Throughout that time and in the millenia to follow, it was inconceivable to men that the state would have any basis of its authority that was not religious, and therefore Christian, and therefore linked with the Church. Charlemagne had himself crowned by the Pope for the same reason the French kings to follow were told by the bishops performing the coronation "By this crown you become a sharer in our ministry." This consciousness was called Christendom.
As a natural extension of these ideas, it was also natural to conclude that departure from the Christian faith was contrary to the common good of society. Fundamentalist preachers say as much, and maintain as much, whenever they hand out voter guides and 'demand' (since we're into pejorative terms) that good Christians should exercise their authority in government by voting for candidates who accept Christian teaching. As it is now, so it was then -- departure from Christianity was a blow struck at the health of the entire society, and therefore punishable. The Albigensians were seen, in this light, as being as great a threat to civil society as Shays rebellion or the Confederacy was seen to the United States. No one blames the United States for 'exterminating' confederates, or 'persecuting' farmers, or making the country 'explicitly' what Abraham Lincoln said it was. So do we, I wonder, consider religion and Christianity less important to our well being than our forebears in the first thousand years of Christian history?

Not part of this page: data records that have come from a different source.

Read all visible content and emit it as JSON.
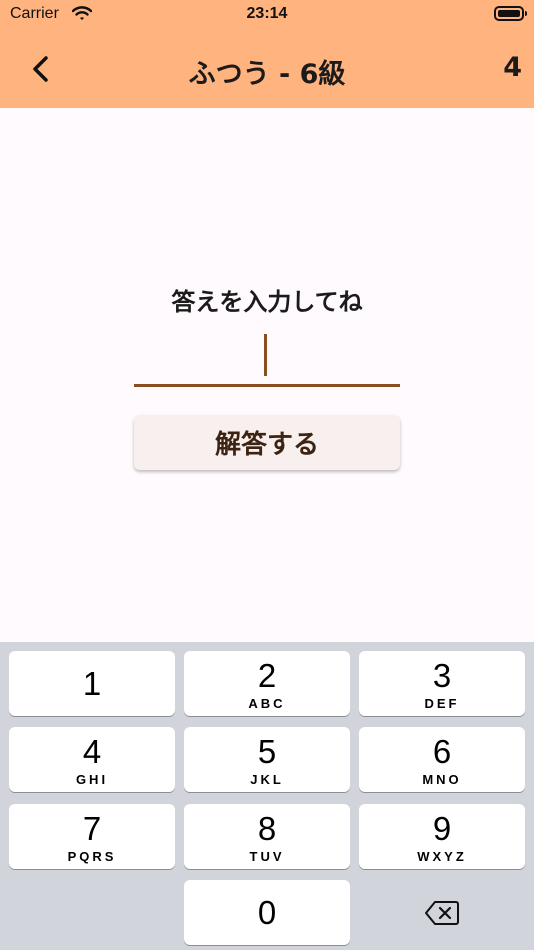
{
  "status_bar": {
    "carrier": "Carrier",
    "time": "23:14"
  },
  "nav": {
    "title": "ふつう - 6級",
    "count": "4"
  },
  "main": {
    "prompt": "答えを入力してね",
    "input_value": "",
    "submit_label": "解答する"
  },
  "keypad": {
    "keys": [
      {
        "digit": "1",
        "letters": ""
      },
      {
        "digit": "2",
        "letters": "ABC"
      },
      {
        "digit": "3",
        "letters": "DEF"
      },
      {
        "digit": "4",
        "letters": "GHI"
      },
      {
        "digit": "5",
        "letters": "JKL"
      },
      {
        "digit": "6",
        "letters": "MNO"
      },
      {
        "digit": "7",
        "letters": "PQRS"
      },
      {
        "digit": "8",
        "letters": "TUV"
      },
      {
        "digit": "9",
        "letters": "WXYZ"
      },
      {
        "digit": "0",
        "letters": ""
      }
    ]
  },
  "colors": {
    "nav_background": "#ffb37f",
    "accent": "#8a4d1e",
    "keyboard_background": "#d1d4da"
  }
}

I am about to greatly condense things. But with the Reformation, and the devastating wars between Catholics and Protestants that followed, it became clear that doctrinally-specific Christianity could no longer serve as the basis for a stable civil or international order. Men began to look for new theologies on which to found their states, culminating in the present Enlightenment and post-Enlightenment ideas of democratic consent and religious tolerance. But this was originally a grudging accomodation made in stages and over time by Catholics and Protestants...." - anon post on bulliten board


October 28th Hocking Hills
Into the glen we sprung like faeries on furlough from the big house. Immediately after arriving, Oblet and I ambled for an hour, exploring the dusk-lit edges of Acorn Acres. We shoveled the goodly leaf mold scent into our nostrils and watched the moon rise. (Obi might've been sniffing scat, I can never tell for sure, for deer were supposedly not dear in this part of the woods). Soug went to Walmart while I pyro'd a fire for us. That night we watched the movie "Red Planet" and then slept sound despite hearing the eerie sound of a loudly hooting owl, a sort of archaic baying, outside the window.

Steph made the most ingenious hazelnut coffee and we were all comfortably ensconced by 9:30am, and I savored the coffee while reading the rich prose of Percy's "The Thanatos Syndrome" while Soug read peaceably on the couch. By 10am, in the brilliantly-lit morning, with the sound of shush-quiet around us, I felt the nirvana of it. When I contemplated where I could be at the time, at work in the harried 'Wide building, with where I was, with a plush view of longly-wooded trees that signalled permanence and peace - I was overcome by it all and wished the clock be arrested, stopped in its tracks, and that this moment might linger by divine providence.